Dove’s Real Beauty campaign purports to replace idealized (skinny) images of women with more realistic ones, with the tagline. “You’re more beautiful than you think.”
MS Magazine’s Danielle Nelson analyses what else is going on in the Dove ad video.
“At first glance, this video seemed comforting, almost therapeutic as an antidote against our airbrushed versions of beauty typified by Hollywood and glossy magazine covers. Instead of telling women to lose weight, apply makeup correctly and dress for our body
shapes, Dove (which sells skin and hair-care products) reassured us that we are beautiful despite our self-confessed flaws. But there was something deeply distressing about the message behind this Dove ad:
“With soothing music playing in the background, the ad traces various women as they describe themselves to a former forensic artist. From behind the curtain, he sketches, following their lead while also completing a second portrait—one based on how a stranger describes the woman. At the end, the artist unveils the two portraits side-by-side. On the one hand, it is quite moving to see the women tear up as they see that others find them more attractive than they see themselves. What woman doesn’t want to feel empowered and confident in her own skin? But among many other problematic aspects of this ad, Dove wants us to know that being beautiful is still what matters most. And by beautiful, they mean society’s narrowly defined cultural perception of beauty — i.e., white, thin, young, blonde. Continue reading “The Dove “Real Beauty” debate”
“Have you ever done something uncomfortable in the name of perceived beauty?” This is the provocative question asked by a new computer game aimed at exploring conceptions of body image and gender norms. Games for Change discusses “Gone from an Age: A Fitting” in the following excerpt from an article entitled “’Fitting’ Game to Explore Body Image.”
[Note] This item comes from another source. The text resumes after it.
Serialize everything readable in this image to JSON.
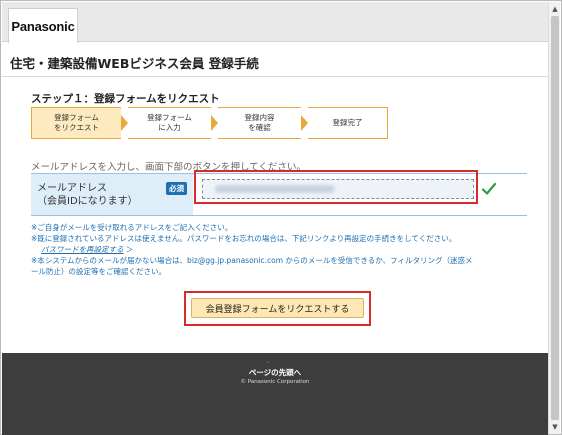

“At one point in your life, you may have tried chemically altering your hair, tried on a pair of pants that were way too tight, or focused more on fashion over function. All for the goal of achieving a specific look.
“Many of us partake in these practices to achieve a standard of beauty in modern society. Too often, we do so without considering why, the social costs if we don’t, or what physical and mental harm these activities are causing every day. Some would argue that beauty is purely for the benefit of those who are gazing upon it, disregarding the discomfort of the ones who have to achieve it.
“To give others this distinct understanding, game designers Amanda Dittami and Blair Kuhlman teamed up to create “Gone From an Age: A Fitting“, a motion controlled game that asks players to contort and perform for an audience, in what Kuhlman calls “a cross between a game of Twister and Vogue magazine.”
Currently, Dittami and Kuhlman are working hard on tweaking the game with a design team, local dancers, and fashion designers to get the game ready for “Off The Beaten Path“, a traveling art exhibition that aims create a dialogue about violence against women through various forms of art. To fully participate in a powerful way, the team has launched a Kickstarter campaign to raise funds.”